**What is being asked**
Among the entries below, find every line that has "secret" and pull it out.

##### Extracted records

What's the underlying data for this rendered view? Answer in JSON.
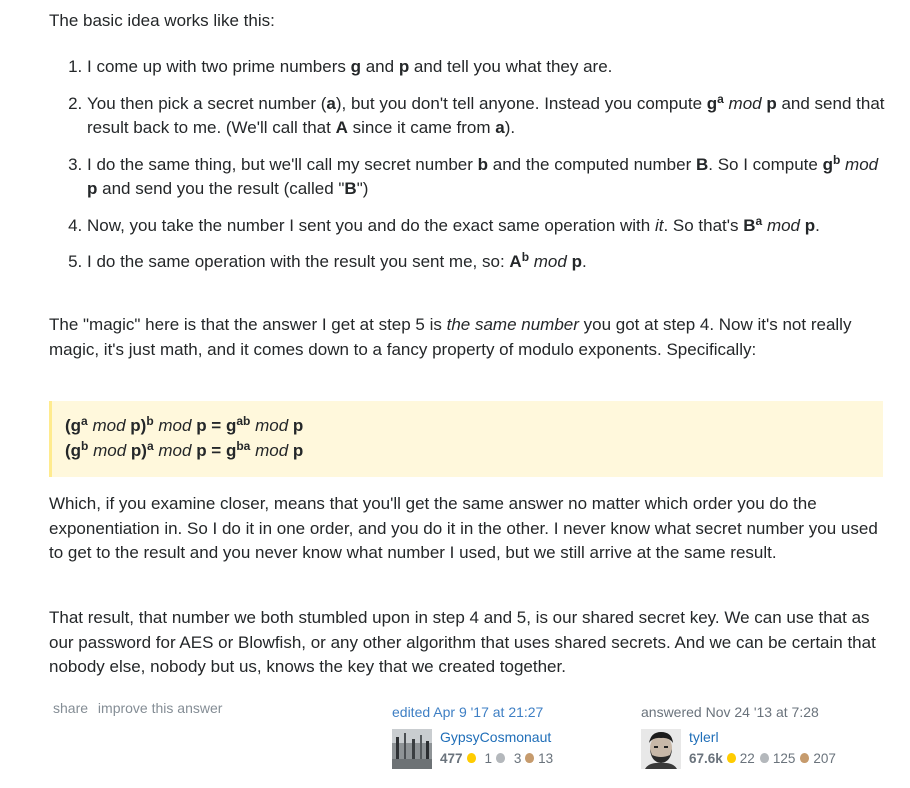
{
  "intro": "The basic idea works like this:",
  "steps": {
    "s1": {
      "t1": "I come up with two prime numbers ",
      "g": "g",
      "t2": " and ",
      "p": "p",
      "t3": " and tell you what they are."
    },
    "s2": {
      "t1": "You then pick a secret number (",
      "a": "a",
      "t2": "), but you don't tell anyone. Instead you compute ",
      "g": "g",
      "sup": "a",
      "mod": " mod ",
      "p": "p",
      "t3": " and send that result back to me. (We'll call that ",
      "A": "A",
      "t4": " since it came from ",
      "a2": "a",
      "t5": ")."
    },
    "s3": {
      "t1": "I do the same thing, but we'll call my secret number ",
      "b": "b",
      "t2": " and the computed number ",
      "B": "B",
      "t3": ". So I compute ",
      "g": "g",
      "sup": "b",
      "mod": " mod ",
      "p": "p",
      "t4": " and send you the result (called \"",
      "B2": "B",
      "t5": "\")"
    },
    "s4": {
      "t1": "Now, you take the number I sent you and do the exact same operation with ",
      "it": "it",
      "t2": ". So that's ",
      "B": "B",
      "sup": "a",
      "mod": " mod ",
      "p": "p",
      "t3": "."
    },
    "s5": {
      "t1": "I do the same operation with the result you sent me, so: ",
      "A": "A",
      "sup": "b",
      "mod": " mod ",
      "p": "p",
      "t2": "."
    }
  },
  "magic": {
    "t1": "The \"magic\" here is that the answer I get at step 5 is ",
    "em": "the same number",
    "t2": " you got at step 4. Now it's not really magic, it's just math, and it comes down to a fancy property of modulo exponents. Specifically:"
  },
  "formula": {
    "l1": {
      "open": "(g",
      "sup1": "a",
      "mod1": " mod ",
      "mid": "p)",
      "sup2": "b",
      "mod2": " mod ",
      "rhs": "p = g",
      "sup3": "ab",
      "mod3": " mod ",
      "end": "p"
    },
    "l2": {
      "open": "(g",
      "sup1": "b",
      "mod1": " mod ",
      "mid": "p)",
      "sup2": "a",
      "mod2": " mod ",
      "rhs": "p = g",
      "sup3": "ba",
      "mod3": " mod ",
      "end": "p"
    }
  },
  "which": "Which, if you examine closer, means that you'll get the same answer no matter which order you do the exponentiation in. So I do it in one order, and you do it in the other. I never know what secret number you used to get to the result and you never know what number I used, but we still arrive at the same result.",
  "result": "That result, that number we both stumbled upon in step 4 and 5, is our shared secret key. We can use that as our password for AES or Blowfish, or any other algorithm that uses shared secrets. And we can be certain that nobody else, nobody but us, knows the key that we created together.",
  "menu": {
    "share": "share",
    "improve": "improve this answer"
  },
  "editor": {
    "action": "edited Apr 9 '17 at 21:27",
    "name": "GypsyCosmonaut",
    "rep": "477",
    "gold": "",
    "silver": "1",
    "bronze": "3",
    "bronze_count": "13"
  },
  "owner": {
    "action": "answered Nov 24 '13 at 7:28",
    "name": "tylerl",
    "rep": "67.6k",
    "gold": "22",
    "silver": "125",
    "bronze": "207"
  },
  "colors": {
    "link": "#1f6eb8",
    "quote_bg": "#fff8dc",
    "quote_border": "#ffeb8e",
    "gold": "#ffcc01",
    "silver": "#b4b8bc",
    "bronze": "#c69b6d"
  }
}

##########

**Output of the task**
      "t1": "You then pick a secret number (",
      "t1": "I do the same thing, but we'll call my secret number ",
  "which": "Which, if you examine closer, means that you'll get the same answer no matter which order you do the exponentiation in. So I do it in one order, and you do it in the other. I never know what secret number you used to get to the result and you never know what number I used, but we still arrive at the same result.",
  "result": "That result, that number we both stumbled upon in step 4 and 5, is our shared secret key. We can use that as our password for AES or Blowfish, or any other algorithm that uses shared secrets. And we can be certain that nobody else, nobody but us, knows the key that we created together.",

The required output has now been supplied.